**Given data**
=-=-=

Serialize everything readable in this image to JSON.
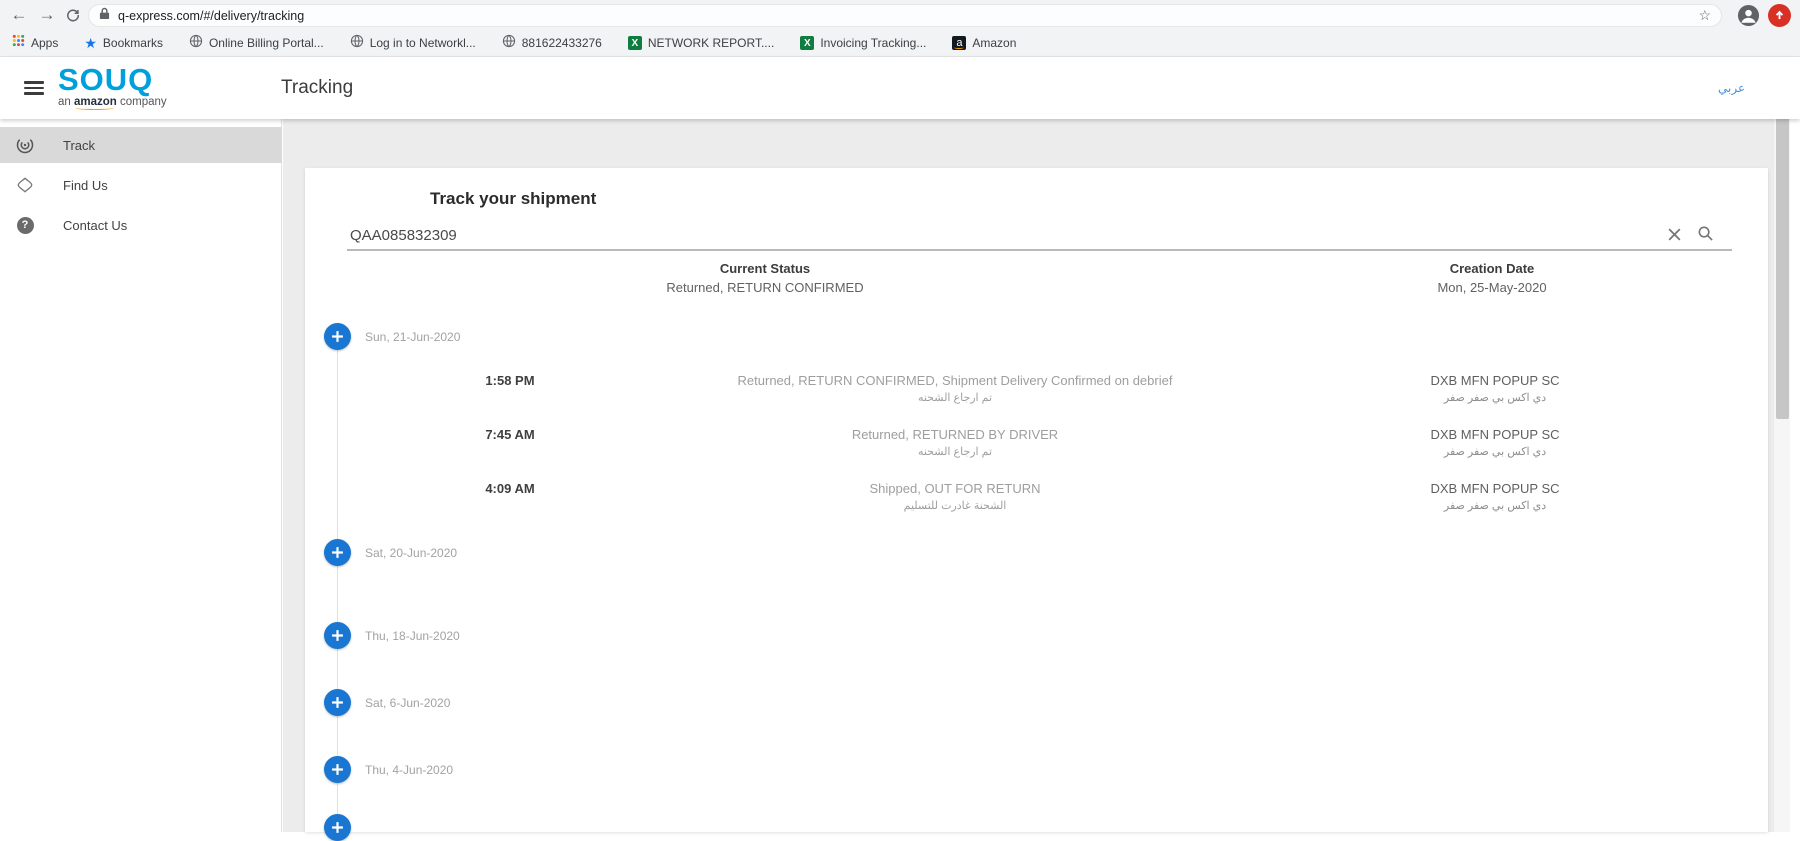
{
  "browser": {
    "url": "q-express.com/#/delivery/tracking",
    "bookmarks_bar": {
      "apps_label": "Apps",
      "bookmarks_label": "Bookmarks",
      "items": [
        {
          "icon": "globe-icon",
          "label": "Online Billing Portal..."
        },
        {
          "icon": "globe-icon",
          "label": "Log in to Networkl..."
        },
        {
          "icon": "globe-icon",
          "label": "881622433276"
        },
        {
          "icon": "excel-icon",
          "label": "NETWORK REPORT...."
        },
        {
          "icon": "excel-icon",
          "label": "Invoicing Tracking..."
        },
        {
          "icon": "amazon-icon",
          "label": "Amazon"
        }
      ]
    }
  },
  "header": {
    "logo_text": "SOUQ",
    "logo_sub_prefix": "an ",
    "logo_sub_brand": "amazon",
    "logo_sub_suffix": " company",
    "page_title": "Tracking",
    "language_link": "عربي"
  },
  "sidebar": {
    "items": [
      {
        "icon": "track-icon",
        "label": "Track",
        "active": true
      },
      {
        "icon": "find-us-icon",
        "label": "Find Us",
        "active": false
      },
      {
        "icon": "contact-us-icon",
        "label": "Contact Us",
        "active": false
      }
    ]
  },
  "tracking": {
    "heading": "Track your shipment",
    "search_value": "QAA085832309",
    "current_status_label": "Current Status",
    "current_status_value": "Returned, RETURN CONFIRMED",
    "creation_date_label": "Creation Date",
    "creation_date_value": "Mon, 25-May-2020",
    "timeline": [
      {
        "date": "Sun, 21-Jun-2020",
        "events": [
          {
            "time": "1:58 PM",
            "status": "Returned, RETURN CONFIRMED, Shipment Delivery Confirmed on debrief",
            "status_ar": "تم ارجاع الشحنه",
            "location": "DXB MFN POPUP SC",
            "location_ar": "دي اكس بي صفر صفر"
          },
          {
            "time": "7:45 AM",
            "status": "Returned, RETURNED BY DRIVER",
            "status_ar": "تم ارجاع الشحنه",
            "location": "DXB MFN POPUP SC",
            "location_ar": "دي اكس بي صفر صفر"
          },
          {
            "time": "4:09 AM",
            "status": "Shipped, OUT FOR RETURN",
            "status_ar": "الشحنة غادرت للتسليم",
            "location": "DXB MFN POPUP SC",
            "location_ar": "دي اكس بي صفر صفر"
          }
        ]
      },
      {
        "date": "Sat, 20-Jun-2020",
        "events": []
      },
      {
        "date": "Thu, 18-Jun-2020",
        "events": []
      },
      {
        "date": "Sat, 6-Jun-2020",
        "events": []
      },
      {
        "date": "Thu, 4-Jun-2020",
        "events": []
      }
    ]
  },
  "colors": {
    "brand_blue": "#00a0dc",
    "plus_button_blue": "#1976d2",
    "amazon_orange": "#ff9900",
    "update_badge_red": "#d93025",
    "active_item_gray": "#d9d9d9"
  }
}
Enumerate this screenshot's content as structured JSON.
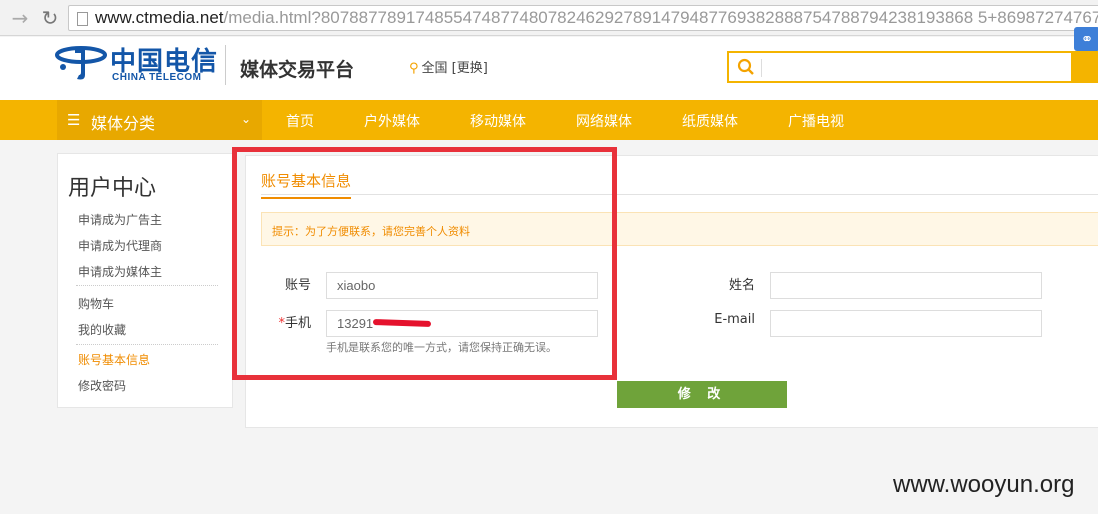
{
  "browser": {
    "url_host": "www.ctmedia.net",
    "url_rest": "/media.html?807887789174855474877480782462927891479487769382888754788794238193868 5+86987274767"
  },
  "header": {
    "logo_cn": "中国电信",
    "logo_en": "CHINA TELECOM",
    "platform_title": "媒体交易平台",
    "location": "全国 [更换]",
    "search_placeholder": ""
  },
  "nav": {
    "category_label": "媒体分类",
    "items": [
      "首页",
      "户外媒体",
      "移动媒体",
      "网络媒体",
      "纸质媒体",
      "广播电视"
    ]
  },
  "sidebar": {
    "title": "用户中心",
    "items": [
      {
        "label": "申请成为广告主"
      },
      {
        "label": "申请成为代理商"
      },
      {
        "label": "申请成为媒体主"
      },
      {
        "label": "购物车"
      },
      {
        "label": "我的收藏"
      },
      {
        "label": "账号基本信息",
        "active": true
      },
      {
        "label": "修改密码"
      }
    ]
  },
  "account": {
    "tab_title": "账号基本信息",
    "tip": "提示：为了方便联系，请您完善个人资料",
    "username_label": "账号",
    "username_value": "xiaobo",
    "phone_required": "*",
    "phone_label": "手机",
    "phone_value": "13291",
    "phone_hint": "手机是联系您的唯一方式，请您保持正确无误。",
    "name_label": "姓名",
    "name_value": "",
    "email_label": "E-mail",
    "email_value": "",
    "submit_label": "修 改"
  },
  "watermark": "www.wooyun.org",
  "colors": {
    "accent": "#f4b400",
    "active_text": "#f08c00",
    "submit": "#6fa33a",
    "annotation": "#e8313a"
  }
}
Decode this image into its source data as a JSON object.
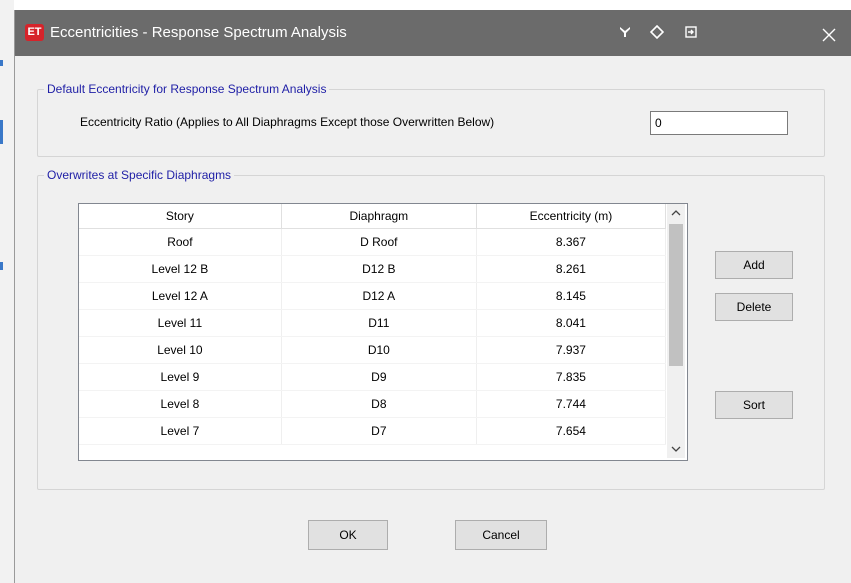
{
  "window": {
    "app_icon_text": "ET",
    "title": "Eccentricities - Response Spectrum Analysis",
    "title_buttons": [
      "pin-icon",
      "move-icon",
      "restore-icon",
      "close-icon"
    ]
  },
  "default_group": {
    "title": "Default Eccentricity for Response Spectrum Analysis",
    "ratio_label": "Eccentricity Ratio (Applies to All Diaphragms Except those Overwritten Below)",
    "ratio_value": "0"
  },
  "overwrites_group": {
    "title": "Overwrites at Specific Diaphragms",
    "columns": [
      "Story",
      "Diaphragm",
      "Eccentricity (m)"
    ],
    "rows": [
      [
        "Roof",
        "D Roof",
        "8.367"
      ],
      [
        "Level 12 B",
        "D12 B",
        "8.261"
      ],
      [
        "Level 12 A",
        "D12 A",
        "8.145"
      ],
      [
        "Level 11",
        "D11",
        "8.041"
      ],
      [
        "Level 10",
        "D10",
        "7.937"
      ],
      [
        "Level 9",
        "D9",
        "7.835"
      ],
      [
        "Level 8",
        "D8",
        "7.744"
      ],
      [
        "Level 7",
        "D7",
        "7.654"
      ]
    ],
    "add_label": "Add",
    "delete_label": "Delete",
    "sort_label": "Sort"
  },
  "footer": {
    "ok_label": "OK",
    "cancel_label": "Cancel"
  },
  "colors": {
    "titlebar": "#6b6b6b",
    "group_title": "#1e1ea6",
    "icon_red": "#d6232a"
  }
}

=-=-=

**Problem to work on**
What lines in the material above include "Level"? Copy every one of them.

**Exercise solution**
        "Level 12 B",
        "Level 12 A",
        "Level 11",
        "Level 10",
        "Level 9",
        "Level 8",
        "Level 7",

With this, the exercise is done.